The 'Linux Diversity' collection: One kit, 10 Linux distros
With all the wide variety of free and open source software out there, it can sometimes feel like an insurmountable challenge to download and try each and every one that interests you.
That's where a one-stop sampler can be especially useful.
A few weeks back I wrote about VALO-CD, which provides a nice assortment of open source apps for Windows.
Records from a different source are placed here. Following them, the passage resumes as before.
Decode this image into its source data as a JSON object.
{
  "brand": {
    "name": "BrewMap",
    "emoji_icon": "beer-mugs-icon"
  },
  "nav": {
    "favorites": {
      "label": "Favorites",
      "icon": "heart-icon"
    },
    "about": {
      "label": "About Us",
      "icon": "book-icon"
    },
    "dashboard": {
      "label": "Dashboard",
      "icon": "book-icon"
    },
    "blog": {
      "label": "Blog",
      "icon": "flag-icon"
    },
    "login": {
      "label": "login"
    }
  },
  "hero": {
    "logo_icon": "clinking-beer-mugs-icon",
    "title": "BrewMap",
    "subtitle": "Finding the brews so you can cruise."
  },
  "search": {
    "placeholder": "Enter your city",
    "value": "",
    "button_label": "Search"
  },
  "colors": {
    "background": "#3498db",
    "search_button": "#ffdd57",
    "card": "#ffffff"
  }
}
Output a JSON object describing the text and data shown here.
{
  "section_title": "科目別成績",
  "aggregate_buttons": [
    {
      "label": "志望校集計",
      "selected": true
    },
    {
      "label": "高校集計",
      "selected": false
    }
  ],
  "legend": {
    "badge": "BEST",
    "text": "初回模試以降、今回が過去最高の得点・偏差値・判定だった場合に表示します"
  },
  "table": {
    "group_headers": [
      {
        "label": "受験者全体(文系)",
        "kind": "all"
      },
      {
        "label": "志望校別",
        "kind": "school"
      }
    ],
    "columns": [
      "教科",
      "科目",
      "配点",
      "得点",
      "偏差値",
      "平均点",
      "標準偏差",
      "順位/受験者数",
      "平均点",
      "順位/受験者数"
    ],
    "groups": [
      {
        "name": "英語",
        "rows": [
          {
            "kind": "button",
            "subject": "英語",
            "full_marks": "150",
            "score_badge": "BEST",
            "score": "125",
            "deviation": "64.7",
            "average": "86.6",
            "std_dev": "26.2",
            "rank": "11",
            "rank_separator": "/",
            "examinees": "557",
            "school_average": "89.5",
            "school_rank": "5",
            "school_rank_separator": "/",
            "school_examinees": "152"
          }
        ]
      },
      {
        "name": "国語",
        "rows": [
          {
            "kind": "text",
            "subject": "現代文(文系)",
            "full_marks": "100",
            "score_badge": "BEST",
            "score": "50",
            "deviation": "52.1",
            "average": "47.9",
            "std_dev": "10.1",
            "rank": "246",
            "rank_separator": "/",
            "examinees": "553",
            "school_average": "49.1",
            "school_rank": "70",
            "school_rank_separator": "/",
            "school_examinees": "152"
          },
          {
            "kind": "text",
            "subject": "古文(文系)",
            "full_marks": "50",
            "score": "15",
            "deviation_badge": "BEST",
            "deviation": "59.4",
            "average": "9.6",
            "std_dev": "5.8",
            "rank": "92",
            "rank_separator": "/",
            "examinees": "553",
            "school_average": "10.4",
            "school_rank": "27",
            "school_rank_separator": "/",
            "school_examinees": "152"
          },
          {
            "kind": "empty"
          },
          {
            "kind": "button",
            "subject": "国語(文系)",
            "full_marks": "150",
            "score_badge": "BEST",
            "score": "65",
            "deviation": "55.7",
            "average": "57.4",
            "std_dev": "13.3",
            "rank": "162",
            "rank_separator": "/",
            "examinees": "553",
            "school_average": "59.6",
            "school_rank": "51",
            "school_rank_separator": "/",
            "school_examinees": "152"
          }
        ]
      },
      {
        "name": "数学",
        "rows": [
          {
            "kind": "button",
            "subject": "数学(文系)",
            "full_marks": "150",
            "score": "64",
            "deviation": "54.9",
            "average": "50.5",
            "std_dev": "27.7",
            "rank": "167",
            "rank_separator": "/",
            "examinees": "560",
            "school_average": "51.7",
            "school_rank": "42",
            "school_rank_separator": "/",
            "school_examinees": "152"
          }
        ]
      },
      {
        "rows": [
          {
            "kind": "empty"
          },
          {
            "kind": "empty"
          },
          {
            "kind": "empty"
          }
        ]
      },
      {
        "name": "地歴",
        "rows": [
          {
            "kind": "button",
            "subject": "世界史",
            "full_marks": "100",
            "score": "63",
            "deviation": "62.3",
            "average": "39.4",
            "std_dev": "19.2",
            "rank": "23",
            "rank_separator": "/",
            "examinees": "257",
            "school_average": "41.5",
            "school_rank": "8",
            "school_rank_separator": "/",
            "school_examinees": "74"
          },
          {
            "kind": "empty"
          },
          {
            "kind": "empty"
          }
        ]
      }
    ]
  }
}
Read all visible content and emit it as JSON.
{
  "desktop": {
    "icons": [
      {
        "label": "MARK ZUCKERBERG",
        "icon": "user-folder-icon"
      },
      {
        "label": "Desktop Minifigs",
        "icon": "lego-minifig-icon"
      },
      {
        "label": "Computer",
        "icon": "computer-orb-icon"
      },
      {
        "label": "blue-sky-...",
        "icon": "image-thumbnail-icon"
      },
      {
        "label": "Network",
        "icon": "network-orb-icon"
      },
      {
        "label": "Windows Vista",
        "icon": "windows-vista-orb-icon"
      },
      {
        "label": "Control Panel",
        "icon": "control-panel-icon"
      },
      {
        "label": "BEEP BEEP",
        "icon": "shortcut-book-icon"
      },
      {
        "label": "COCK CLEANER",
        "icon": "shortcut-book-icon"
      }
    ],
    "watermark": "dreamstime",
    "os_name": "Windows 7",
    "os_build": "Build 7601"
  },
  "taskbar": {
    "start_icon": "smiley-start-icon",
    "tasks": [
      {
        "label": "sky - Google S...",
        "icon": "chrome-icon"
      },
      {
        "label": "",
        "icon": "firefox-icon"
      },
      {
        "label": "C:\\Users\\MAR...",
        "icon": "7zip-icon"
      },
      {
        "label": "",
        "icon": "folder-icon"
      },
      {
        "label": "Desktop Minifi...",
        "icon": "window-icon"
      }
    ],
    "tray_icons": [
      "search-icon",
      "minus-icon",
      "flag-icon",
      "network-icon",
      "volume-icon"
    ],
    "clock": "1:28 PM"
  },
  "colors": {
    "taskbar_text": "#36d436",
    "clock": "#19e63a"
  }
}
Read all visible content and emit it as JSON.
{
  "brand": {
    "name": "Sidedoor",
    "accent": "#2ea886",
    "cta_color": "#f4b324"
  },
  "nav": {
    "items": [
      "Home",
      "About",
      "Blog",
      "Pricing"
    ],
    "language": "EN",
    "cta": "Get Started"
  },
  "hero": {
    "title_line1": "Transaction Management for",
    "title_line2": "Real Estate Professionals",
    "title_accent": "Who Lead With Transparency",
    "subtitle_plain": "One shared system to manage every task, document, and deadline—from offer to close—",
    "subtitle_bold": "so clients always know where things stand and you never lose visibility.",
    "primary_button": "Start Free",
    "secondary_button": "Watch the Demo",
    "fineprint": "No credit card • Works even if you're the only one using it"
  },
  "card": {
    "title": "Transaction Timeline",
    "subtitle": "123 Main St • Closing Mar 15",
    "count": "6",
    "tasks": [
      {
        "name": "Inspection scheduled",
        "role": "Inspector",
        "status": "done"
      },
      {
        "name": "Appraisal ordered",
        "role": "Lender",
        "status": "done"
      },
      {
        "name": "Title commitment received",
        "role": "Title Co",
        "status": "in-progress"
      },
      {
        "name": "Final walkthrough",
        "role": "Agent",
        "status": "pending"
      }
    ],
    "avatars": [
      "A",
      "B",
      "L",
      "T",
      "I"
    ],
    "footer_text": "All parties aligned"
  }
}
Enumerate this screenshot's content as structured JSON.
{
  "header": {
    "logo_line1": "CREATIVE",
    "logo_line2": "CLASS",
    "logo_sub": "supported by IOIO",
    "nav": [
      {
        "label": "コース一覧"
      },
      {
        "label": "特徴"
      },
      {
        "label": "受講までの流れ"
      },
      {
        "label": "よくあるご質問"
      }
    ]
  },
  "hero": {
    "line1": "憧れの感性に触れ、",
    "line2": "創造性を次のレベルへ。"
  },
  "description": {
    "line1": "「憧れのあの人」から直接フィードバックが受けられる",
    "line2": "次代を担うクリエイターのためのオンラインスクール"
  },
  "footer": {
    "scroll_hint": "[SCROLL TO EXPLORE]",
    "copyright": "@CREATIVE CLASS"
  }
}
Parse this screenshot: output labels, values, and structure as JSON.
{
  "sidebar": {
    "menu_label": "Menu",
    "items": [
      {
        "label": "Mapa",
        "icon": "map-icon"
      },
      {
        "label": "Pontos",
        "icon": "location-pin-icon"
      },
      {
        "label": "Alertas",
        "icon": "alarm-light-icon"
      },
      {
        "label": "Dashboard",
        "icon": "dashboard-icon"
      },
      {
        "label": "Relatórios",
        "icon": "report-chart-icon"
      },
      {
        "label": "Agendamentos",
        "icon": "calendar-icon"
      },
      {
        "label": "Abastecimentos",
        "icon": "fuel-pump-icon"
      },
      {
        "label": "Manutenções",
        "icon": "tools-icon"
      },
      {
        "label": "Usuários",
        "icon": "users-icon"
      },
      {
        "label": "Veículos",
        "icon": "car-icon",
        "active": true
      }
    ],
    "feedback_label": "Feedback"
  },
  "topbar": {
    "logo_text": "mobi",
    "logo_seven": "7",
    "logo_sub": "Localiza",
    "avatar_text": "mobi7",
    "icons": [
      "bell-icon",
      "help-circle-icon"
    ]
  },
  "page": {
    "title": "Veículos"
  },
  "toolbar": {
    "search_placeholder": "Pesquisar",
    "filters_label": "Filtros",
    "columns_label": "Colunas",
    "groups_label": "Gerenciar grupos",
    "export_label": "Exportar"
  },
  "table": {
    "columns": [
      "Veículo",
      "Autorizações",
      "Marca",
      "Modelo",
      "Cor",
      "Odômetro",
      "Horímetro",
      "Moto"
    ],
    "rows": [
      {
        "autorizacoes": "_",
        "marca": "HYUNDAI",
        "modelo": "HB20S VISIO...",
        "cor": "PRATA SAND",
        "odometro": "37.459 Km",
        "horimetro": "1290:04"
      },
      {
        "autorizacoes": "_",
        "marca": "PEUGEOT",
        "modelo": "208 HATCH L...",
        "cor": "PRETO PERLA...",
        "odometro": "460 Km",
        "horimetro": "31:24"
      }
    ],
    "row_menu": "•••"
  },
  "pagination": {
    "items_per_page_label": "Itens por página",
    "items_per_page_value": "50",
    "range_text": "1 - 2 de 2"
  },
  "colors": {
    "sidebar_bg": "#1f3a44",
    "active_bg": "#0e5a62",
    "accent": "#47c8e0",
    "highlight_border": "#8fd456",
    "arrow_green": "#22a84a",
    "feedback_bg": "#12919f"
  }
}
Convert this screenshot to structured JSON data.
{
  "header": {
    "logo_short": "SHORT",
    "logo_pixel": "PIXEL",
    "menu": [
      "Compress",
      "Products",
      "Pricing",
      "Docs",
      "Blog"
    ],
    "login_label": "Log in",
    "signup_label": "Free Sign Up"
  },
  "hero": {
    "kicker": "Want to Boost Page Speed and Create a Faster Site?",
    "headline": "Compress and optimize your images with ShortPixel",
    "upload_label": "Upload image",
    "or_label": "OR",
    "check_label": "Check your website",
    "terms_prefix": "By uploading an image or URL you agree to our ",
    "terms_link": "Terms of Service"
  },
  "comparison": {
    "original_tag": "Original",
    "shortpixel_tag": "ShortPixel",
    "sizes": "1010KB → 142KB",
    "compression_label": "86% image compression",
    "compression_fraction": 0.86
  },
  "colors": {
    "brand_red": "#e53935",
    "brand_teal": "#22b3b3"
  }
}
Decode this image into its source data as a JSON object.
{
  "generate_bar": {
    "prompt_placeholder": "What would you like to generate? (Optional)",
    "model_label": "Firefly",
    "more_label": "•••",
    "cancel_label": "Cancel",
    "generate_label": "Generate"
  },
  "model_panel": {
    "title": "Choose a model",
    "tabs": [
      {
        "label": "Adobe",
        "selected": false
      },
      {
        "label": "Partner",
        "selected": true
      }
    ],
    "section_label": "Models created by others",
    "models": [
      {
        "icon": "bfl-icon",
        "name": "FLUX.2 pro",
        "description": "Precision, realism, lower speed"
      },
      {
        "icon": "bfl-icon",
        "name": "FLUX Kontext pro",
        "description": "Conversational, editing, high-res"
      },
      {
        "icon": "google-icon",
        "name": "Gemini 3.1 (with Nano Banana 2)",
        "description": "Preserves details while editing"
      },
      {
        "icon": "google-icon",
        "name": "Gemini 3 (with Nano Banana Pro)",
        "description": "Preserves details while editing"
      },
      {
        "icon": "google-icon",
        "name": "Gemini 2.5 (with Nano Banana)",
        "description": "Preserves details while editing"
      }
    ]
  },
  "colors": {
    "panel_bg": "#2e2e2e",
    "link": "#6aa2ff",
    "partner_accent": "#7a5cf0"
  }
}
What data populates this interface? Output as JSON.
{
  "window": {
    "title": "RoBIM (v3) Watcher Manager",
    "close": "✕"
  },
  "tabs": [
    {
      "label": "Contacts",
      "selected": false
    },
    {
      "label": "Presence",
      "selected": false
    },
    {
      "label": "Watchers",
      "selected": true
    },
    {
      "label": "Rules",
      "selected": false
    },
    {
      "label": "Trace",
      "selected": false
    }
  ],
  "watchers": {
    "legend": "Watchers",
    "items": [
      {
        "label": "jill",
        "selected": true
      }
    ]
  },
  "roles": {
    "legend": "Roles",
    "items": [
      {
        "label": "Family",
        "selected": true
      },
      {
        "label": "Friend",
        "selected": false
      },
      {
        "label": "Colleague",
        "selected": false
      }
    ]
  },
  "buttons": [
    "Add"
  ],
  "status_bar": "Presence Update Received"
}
This week—while doing some last-minute holiday shopping on Amazon, in fact—I came across something similar for Linux.
Specifically, it's the Linux Diversity collection, and it serves up a smorgasbord of 10 Linux distributions in a single, 12-DVD set.
'Introduction to Linux'
It's no secret that Linux distributions exist for virtually every taste and purpose, each with distinct pros and cons. Rather than have to download and test them out one by one, PRIZIX's Linux Diversity collection gives you a way to get 10 of them in a single shot.
Included are the latest versions of numerous popular distros, including Ubuntu 12.10, Kubuntu 12.10, openSUSE 12.2, Fedora 17, Debian 6, CentOS 6, Mint 14, Gentoo 12, Mandriva 2011, and Slackware 14. Accompanying them, of course, are a complete set of open source applications for desktops, laptops, and servers.
Then, too, there's an “Introduction to Linux" video DVD, an updated Unix Academy Selected Linux Training Library of 52 PDF books for new and experienced Linux users, a printed quick reference card of Linux and Unix commands, and a complimentary evaluation exam by Unix Academy.
Priced at $39.95 on both Amazon and the PRIZIX site, the Linux Diversity collection comes with complete DVD installations for both 32- and 64-bit PCs, and it includes free lifetime updates. It's available for Windows 7, Vista and XP; Mac OS X; and Linux.
One dish, multiple flavors
You don't necessarily have to be planning an outright switch to Linux, of course. Rather, simply having Linux on hand can be a good idea for online banking and other purposes, as I've noted before.
Similar in many ways to Get Linux, however, it can also help you zero in on what you like.
If you're thinking about taking Linux for a test drive, this could be a nice way to try multiple flavors in a single dish.